(Dataset rows for apps and sites)
··········
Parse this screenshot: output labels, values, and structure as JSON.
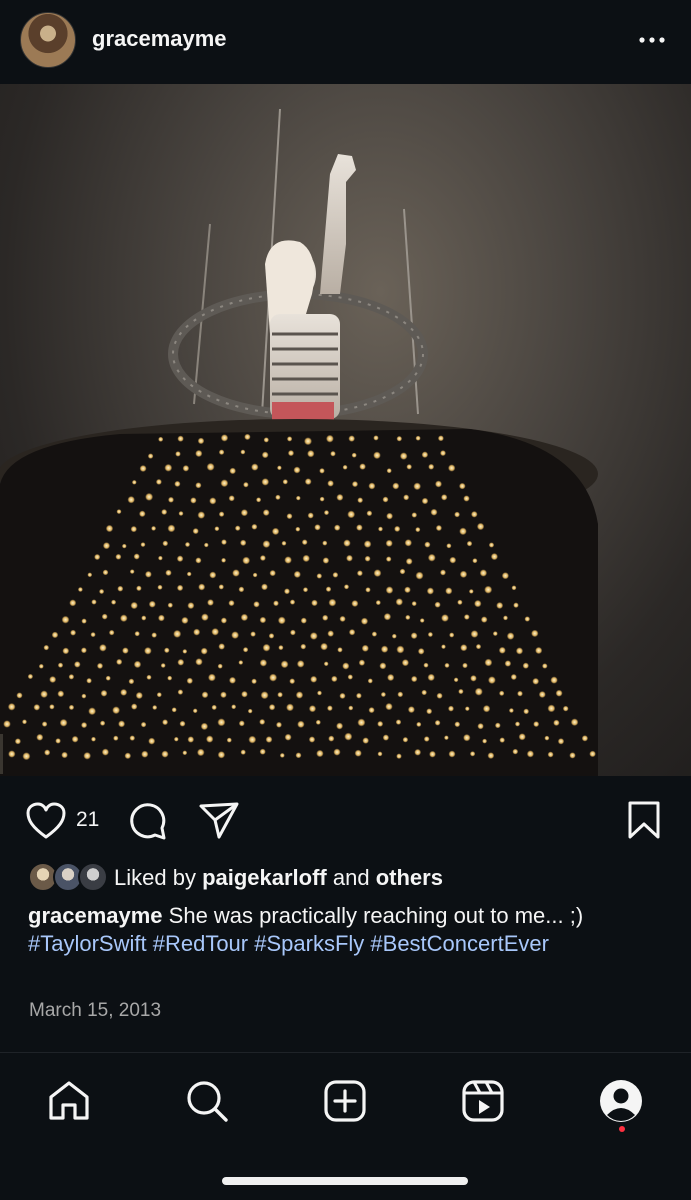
{
  "post": {
    "username": "gracemayme",
    "more_icon": "more-horizontal-icon",
    "photo_description_icon": "concert-photo"
  },
  "actions": {
    "like_icon": "heart-icon",
    "like_count": "21",
    "comment_icon": "comment-icon",
    "share_icon": "send-icon",
    "save_icon": "bookmark-icon"
  },
  "likes": {
    "prefix": "Liked by ",
    "user": "paigekarloff",
    "middle": " and ",
    "others": "others"
  },
  "caption": {
    "username": "gracemayme",
    "text": " She was practically reaching out to me... ;) ",
    "hashtags": [
      "#TaylorSwift",
      "#RedTour",
      "#SparksFly",
      "#BestConcertEver"
    ]
  },
  "date": "March 15, 2013",
  "nav": {
    "items": [
      "home-icon",
      "search-icon",
      "create-icon",
      "reels-icon",
      "profile-icon"
    ]
  },
  "colors": {
    "background": "#0c1014",
    "hashtag": "#a8c7fa",
    "notification": "#ff3040"
  }
}
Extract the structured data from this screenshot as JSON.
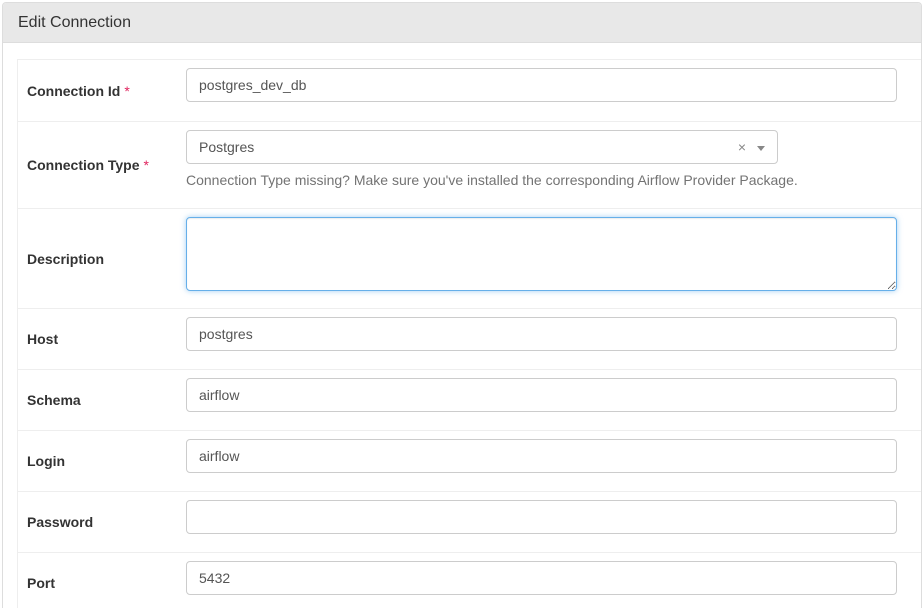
{
  "panel": {
    "title": "Edit Connection"
  },
  "fields": {
    "conn_id": {
      "label": "Connection Id",
      "required": "*",
      "value": "postgres_dev_db"
    },
    "conn_type": {
      "label": "Connection Type",
      "required": "*",
      "value": "Postgres",
      "clear_glyph": "×",
      "help": "Connection Type missing? Make sure you've installed the corresponding Airflow Provider Package."
    },
    "description": {
      "label": "Description",
      "value": ""
    },
    "host": {
      "label": "Host",
      "value": "postgres"
    },
    "schema": {
      "label": "Schema",
      "value": "airflow"
    },
    "login": {
      "label": "Login",
      "value": "airflow"
    },
    "password": {
      "label": "Password",
      "value": ""
    },
    "port": {
      "label": "Port",
      "value": "5432"
    }
  },
  "colors": {
    "required_marker": "#e0245e",
    "focus_border": "#66afe9",
    "heading_bg": "#e8e8e8"
  }
}
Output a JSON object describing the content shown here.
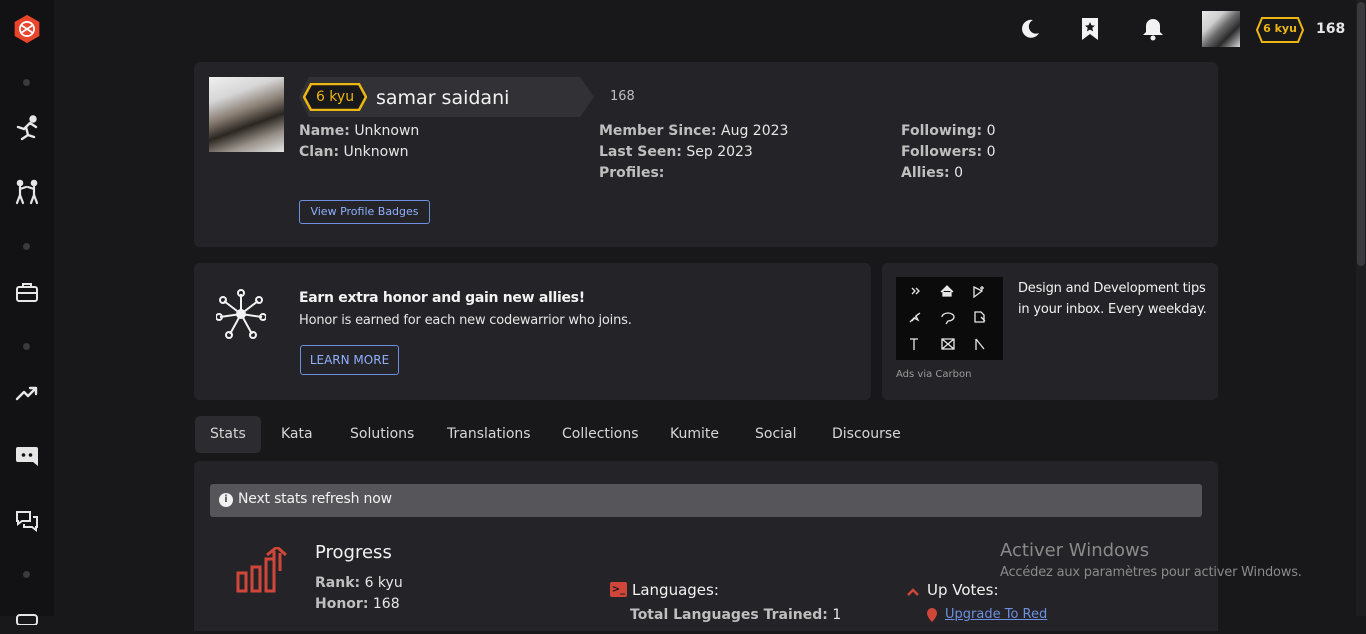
{
  "colors": {
    "accent": "#e8452c",
    "rank_yellow": "#ecb613",
    "link_blue": "#6f8fe0"
  },
  "header": {
    "rank_badge": "6 kyu",
    "honor": "168"
  },
  "profile": {
    "rank_badge": "6 kyu",
    "username": "samar saidani",
    "honor": "168",
    "name_label": "Name:",
    "name_value": "Unknown",
    "clan_label": "Clan:",
    "clan_value": "Unknown",
    "member_since_label": "Member Since:",
    "member_since_value": "Aug 2023",
    "last_seen_label": "Last Seen:",
    "last_seen_value": "Sep 2023",
    "profiles_label": "Profiles:",
    "following_label": "Following:",
    "following_value": "0",
    "followers_label": "Followers:",
    "followers_value": "0",
    "allies_label": "Allies:",
    "allies_value": "0",
    "badges_button": "View Profile Badges"
  },
  "promo": {
    "title": "Earn extra honor and gain new allies!",
    "text": "Honor is earned for each new codewarrior who joins.",
    "button": "LEARN MORE"
  },
  "ad": {
    "text": "Design and Development tips in your inbox. Every weekday.",
    "footer": "Ads via Carbon"
  },
  "tabs": [
    "Stats",
    "Kata",
    "Solutions",
    "Translations",
    "Collections",
    "Kumite",
    "Social",
    "Discourse"
  ],
  "stats": {
    "notice": "Next stats refresh now",
    "progress_title": "Progress",
    "rank_label": "Rank:",
    "rank_value": "6 kyu",
    "honor_label": "Honor:",
    "honor_value": "168",
    "languages_label": "Languages:",
    "languages_trained_label": "Total Languages Trained:",
    "languages_trained_value": "1",
    "upvotes_label": "Up Votes:",
    "upgrade_link": "Upgrade To Red"
  },
  "watermark": {
    "title": "Activer Windows",
    "text": "Accédez aux paramètres pour activer Windows."
  }
}
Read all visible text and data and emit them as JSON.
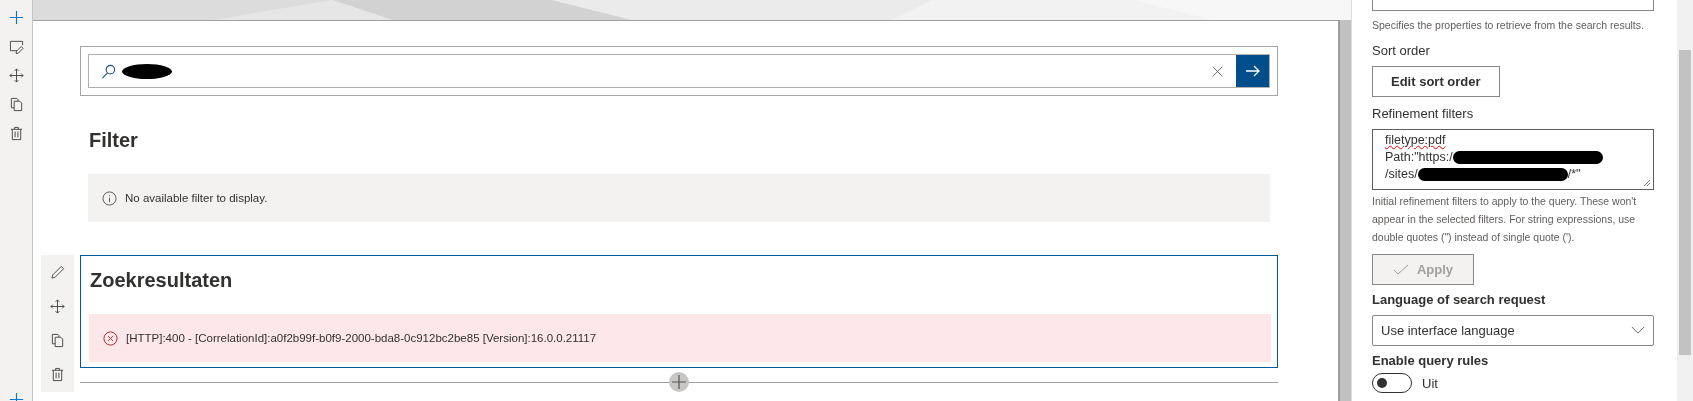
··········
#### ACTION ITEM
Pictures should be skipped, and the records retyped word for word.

#### TASK SOLUTION
Parse this screenshot: output labels, values, and structure as JSON.
{
  "post": {
    "username": "gracemayme",
    "more_icon": "more-horizontal-icon",
    "photo_description_icon": "concert-photo"
  },
  "actions": {
    "like_icon": "heart-icon",
    "like_count": "21",
    "comment_icon": "comment-icon",
    "share_icon": "send-icon",
    "save_icon": "bookmark-icon"
  },
  "likes": {
    "prefix": "Liked by ",
    "user": "paigekarloff",
    "middle": " and ",
    "others": "others"
  },
  "caption": {
    "username": "gracemayme",
    "text": " She was practically reaching out to me... ;) ",
    "hashtags": [
      "#TaylorSwift",
      "#RedTour",
      "#SparksFly",
      "#BestConcertEver"
    ]
  },
  "date": "March 15, 2013",
  "nav": {
    "items": [
      "home-icon",
      "search-icon",
      "create-icon",
      "reels-icon",
      "profile-icon"
    ]
  },
  "colors": {
    "background": "#0c1014",
    "hashtag": "#a8c7fa",
    "notification": "#ff3040"
  }
}
Extract the structured data from this screenshot as JSON.
{
  "panel": {
    "title": "Edit Connection"
  },
  "fields": {
    "conn_id": {
      "label": "Connection Id",
      "required": "*",
      "value": "postgres_dev_db"
    },
    "conn_type": {
      "label": "Connection Type",
      "required": "*",
      "value": "Postgres",
      "clear_glyph": "×",
      "help": "Connection Type missing? Make sure you've installed the corresponding Airflow Provider Package."
    },
    "description": {
      "label": "Description",
      "value": ""
    },
    "host": {
      "label": "Host",
      "value": "postgres"
    },
    "schema": {
      "label": "Schema",
      "value": "airflow"
    },
    "login": {
      "label": "Login",
      "value": "airflow"
    },
    "password": {
      "label": "Password",
      "value": ""
    },
    "port": {
      "label": "Port",
      "value": "5432"
    }
  },
  "colors": {
    "required_marker": "#e0245e",
    "focus_border": "#66afe9",
    "heading_bg": "#e8e8e8"
  }
}
Output a JSON object describing the content shown here.
{
  "colors": {
    "accent": "#e8452c",
    "rank_yellow": "#ecb613",
    "link_blue": "#6f8fe0"
  },
  "header": {
    "rank_badge": "6 kyu",
    "honor": "168"
  },
  "profile": {
    "rank_badge": "6 kyu",
    "username": "samar saidani",
    "honor": "168",
    "name_label": "Name:",
    "name_value": "Unknown",
    "clan_label": "Clan:",
    "clan_value": "Unknown",
    "member_since_label": "Member Since:",
    "member_since_value": "Aug 2023",
    "last_seen_label": "Last Seen:",
    "last_seen_value": "Sep 2023",
    "profiles_label": "Profiles:",
    "following_label": "Following:",
    "following_value": "0",
    "followers_label": "Followers:",
    "followers_value": "0",
    "allies_label": "Allies:",
    "allies_value": "0",
    "badges_button": "View Profile Badges"
  },
  "promo": {
    "title": "Earn extra honor and gain new allies!",
    "text": "Honor is earned for each new codewarrior who joins.",
    "button": "LEARN MORE"
  },
  "ad": {
    "text": "Design and Development tips in your inbox. Every weekday.",
    "footer": "Ads via Carbon"
  },
  "tabs": [
    "Stats",
    "Kata",
    "Solutions",
    "Translations",
    "Collections",
    "Kumite",
    "Social",
    "Discourse"
  ],
  "stats": {
    "notice": "Next stats refresh now",
    "progress_title": "Progress",
    "rank_label": "Rank:",
    "rank_value": "6 kyu",
    "honor_label": "Honor:",
    "honor_value": "168",
    "languages_label": "Languages:",
    "languages_trained_label": "Total Languages Trained:",
    "languages_trained_value": "1",
    "upvotes_label": "Up Votes:",
    "upgrade_link": "Upgrade To Red"
  },
  "watermark": {
    "title": "Activer Windows",
    "text": "Accédez aux paramètres pour activer Windows."
  }
}
Read all visible text and data and emit them as JSON.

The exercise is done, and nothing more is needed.